Meat & Livestock News

2024: A Testing Year for New Zealand’s Agricultural Exports

The combine delivers threshed grain to the truck. Harvest season in agricultural fields. Harvest in the south of Ukraine.

The Ministry for Primary Industries’ recent Situation and Outlook for Primary Industries (SOPI) report casts a somewhat sombre shadow over New Zealand’s agricultural export outlook for 2024. The report, a detailed analysis released last week, projects a 5% decline in the overall value of the nation’s primary exports, expected to fall from 2023’s $57.4 billion to $54.3 billion.

In the dairy sector, traditionally a linchpin of New Zealand’s export economy, a downturn is anticipated. Revenues are forecasted to drop by 7%, reaching $24.1 billion. However, the latter part of 2024 might bring some respite with an expected upturn.

The meat and wool sectors are also bracing for a downturn, with a projected 5% decrease in revenues, amounting to $11.6 billion. Yet, there’s a hint of recovery in the subsequent year.

Forestry, another key sector, faces a particularly challenging year ahead. The SOPI report indicates a 9% reduction in revenue, bringing it down to $5.8 billion. The long-term outlook for this sector remains uncertain.

In contrast, the horticulture sector, despite grappling with severe weather challenges, stands as a beacon of resilience. With only a 1% dip in revenue to $7.0 billion, its prospects for 2025 appear bright. This sector, along with arable farming, has played a crucial role in buffering the impacts felt by other sectors.

MPI Director-General Ray Smith has succinctly described the primary sector’s current predicament as navigating a “confluence of global events.” These challenges, ranging from the ongoing impacts of the Covid pandemic to international conflicts, have significantly tested New Zealand’s primary producers. Compounding these are the effects of rising inflation and cost of living, which have dampened consumer demand, notably contributing to a market slowdown in China.

Despite the current headwinds, it’s important to contextualise these challenges within the sector’s recent history of growth, which saw primary exports rise from $46.3 billion in 2019 to $57.4 billion in 2023. Dairy has been a standout performer during this period.

The lamb market, however, is currently contending with an oversupply of Australian lamb and a dip in consumer demand.

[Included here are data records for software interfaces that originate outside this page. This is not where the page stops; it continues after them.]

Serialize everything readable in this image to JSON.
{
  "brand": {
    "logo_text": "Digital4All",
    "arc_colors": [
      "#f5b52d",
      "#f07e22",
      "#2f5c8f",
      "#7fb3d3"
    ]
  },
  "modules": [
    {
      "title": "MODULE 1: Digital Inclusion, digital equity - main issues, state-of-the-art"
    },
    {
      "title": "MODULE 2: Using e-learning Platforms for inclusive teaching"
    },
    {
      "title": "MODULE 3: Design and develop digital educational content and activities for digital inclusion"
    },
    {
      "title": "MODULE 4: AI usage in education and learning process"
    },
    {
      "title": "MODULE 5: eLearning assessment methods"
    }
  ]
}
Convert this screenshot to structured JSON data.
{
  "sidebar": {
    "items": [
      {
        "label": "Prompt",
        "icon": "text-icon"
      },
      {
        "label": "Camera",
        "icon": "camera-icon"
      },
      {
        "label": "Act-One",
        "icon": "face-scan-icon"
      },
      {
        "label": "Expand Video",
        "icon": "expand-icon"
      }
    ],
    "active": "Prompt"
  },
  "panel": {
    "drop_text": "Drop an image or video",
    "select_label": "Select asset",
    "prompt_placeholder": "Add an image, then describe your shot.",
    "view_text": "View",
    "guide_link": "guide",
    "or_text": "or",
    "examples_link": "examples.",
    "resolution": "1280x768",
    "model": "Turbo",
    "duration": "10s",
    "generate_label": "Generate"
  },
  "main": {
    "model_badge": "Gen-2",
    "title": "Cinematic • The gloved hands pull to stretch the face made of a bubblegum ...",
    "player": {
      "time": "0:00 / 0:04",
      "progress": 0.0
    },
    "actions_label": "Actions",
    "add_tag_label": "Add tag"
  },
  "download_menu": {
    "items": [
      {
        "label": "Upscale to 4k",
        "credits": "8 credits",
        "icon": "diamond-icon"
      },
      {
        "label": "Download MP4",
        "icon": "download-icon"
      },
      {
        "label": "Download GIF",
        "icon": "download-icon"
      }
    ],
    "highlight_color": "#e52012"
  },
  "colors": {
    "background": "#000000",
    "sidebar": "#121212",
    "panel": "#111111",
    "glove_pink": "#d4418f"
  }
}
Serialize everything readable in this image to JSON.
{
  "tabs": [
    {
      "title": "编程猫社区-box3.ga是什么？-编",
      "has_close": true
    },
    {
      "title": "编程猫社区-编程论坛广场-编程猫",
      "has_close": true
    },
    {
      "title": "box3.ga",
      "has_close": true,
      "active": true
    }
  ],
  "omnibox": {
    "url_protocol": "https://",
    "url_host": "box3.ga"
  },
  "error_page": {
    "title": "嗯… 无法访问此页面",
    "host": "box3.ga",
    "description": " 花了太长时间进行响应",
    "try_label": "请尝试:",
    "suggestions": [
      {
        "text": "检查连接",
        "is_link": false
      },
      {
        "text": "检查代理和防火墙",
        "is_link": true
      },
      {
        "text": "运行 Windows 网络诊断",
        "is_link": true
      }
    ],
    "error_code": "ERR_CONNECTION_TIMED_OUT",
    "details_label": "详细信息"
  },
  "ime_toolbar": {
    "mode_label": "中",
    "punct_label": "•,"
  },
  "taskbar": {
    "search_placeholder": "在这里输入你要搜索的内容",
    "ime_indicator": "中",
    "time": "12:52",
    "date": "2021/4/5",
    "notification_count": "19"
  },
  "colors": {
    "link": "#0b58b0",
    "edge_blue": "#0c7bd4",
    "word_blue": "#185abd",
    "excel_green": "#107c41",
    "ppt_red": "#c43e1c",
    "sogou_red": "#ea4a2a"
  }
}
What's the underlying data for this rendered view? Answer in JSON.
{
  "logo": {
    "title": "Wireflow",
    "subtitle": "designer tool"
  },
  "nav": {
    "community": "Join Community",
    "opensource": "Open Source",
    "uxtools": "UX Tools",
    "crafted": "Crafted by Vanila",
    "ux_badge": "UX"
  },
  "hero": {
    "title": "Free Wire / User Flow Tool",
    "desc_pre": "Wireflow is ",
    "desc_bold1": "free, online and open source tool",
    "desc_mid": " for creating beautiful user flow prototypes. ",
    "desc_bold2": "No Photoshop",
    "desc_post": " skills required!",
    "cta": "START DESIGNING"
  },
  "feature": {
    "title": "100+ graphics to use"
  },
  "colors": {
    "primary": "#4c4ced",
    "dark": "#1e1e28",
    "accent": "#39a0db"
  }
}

The horticulture sector, despite facing two challenging harvests in 2022 and 2023, is looking forward to a promising harvest in March 2024, weather permitting. The apple and pear industries, though weather-affected, are also poised for positive growth in the coming years.

The report also underscores the primary sector’s vital role in New Zealand’s economy. It’s a sector that encompasses 70,000 enterprises, employs 358,000 individuals, and contributes approximately 16% to the nation’s GDP.